Project description:A number of large wind farms are modelled using large eddy simulations to elucidate the entrainment process. A reference simulation without turbines and three farm simulations with different degrees of imposed atmospheric turbulence are presented. The entrainment process is assessed using proper orthogonal decomposition, which is employed to detect the largest and most energetic coherent turbulent structures. The dominant length scales responsible for the entrainment process are shown to grow further into the wind farm, but to be limited in extent by the streamwise turbine spacing, which could be taken into account when developing farm layouts. The self-organized motion or large coherent structures also yield high correlations between the power productions of consecutive turbines, which can be exploited through dynamic farm control.This article is part of the themed issue 'Wind energy in complex terrains'.

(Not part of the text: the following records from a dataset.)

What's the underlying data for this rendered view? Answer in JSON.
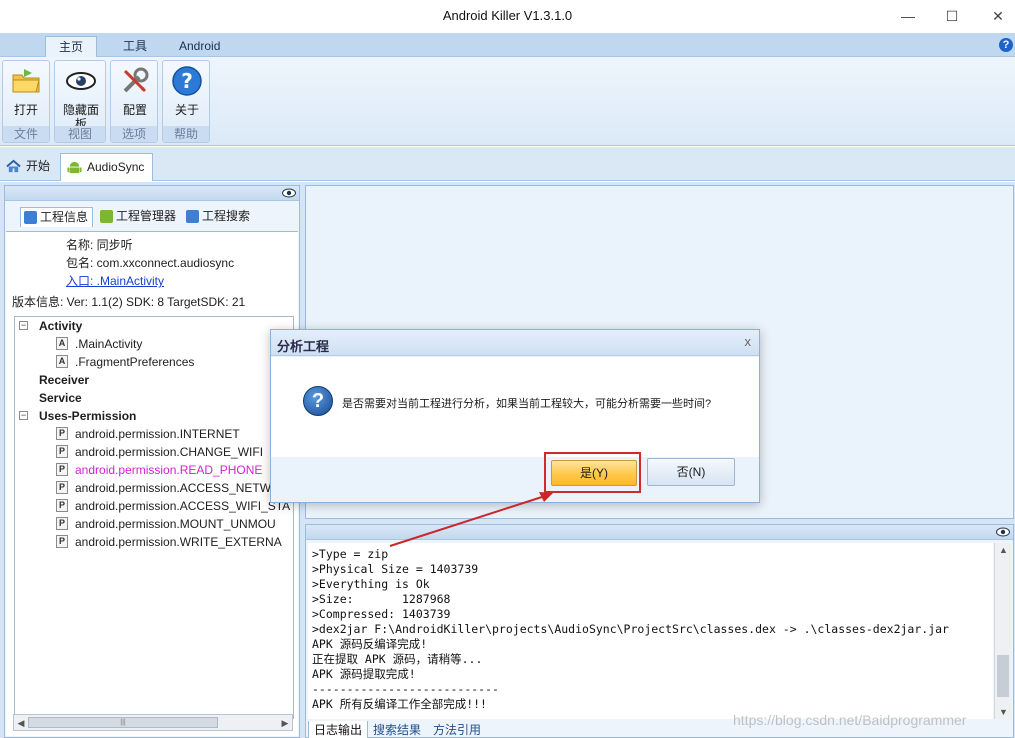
{
  "window": {
    "title": "Android Killer V1.3.1.0",
    "minimize": "—",
    "maximize": "☐",
    "close": "✕"
  },
  "ribbon_tabs": [
    "主页",
    "工具",
    "Android"
  ],
  "ribbon_groups": [
    {
      "label": "文件",
      "button": "打开"
    },
    {
      "label": "视图",
      "button": "隐藏面板"
    },
    {
      "label": "选项",
      "button": "配置"
    },
    {
      "label": "帮助",
      "button": "关于"
    }
  ],
  "doc_tabs": [
    "开始",
    "AudioSync"
  ],
  "left_subtabs": [
    "工程信息",
    "工程管理器",
    "工程搜索"
  ],
  "project_info": {
    "name_line": "名称: 同步听",
    "package_line": "包名: com.xxconnect.audiosync",
    "entry_line": "入口: .MainActivity",
    "version_line": "版本信息: Ver: 1.1(2) SDK: 8 TargetSDK: 21"
  },
  "tree": {
    "activity": {
      "label": "Activity",
      "items": [
        ".MainActivity",
        ".FragmentPreferences"
      ]
    },
    "receiver": "Receiver",
    "service": "Service",
    "uses_permission": {
      "label": "Uses-Permission",
      "items": [
        "android.permission.INTERNET",
        "android.permission.CHANGE_WIFI",
        "android.permission.READ_PHONE",
        "android.permission.ACCESS_NETW",
        "android.permission.ACCESS_WIFI_STA",
        "android.permission.MOUNT_UNMOU",
        "android.permission.WRITE_EXTERNA"
      ]
    }
  },
  "log_lines": [
    ">Type = zip",
    ">Physical Size = 1403739",
    ">Everything is Ok",
    ">Size:       1287968",
    ">Compressed: 1403739",
    ">dex2jar F:\\AndroidKiller\\projects\\AudioSync\\ProjectSrc\\classes.dex -> .\\classes-dex2jar.jar",
    "APK 源码反编译完成!",
    "正在提取 APK 源码，请稍等...",
    "APK 源码提取完成!",
    "---------------------------",
    "APK 所有反编译工作全部完成!!!"
  ],
  "log_tabs": [
    "日志输出",
    "搜索结果",
    "方法引用"
  ],
  "dialog": {
    "title": "分析工程",
    "close": "x",
    "message": "是否需要对当前工程进行分析，如果当前工程较大，可能分析需要一些时间?",
    "yes_label": "是(Y)",
    "no_label": "否(N)"
  },
  "watermark": "https://blog.csdn.net/Baidprogrammer",
  "colors": {
    "accent": "#d02b2b",
    "permission_highlight": "#d41fd4",
    "yes_button": "#ffc84a"
  }
}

Project description:Recently, when studying folding of a SH3 domain, we discovered that the flows of transitions between protein states can be surprisingly similar to turbulent fluid flows. This similarity was not restricted by a vortex pattern of the flow fields but extended to a spatial correlation of flow fluctuations, resulting, in particular, in the structure functions such as in the Kolmogorov theory of homogeneous and isotropic turbulence. Here, we undertake a detailed analysis of spatial distribution of folding flows and their similarity to turbulent fluid flows. Using molecular dynamics simulations, we study folding of another benchmark system-Trp-cage miniprotein, which has different content of secondary structure elements and mechanism of folding. Calculating the probability fluxes of transitions in a three-dimensional space of collective variables, we have found that similar to the SH3 domain, the structure functions of the second and third orders correspond to the Kolmogorov functions. The spatial distributions of the probability fluxes are self-similar with a fractal dimension, and the fractal index decreases toward the native state, indicating that the flow becomes more turbulent as the native state is approached. We also show that the process of folding can be viewed as Brownian diffusion in the space of probability fluxes. The diffusion coefficient plays a role of the key parameter that defines the structures functions, similar to the rate of dissipation of kinetic energy in hydrodynamic turbulence. The obtained results, first, show that the very complex dynamics of protein folding allows a simple characterization in terms of scaling and diffusion of probability fluxes, and, secondly, they suggest that the turbulence phenomena similar to hydrodynamic turbulence are not specific of folding of a particular protein but are common to protein folding.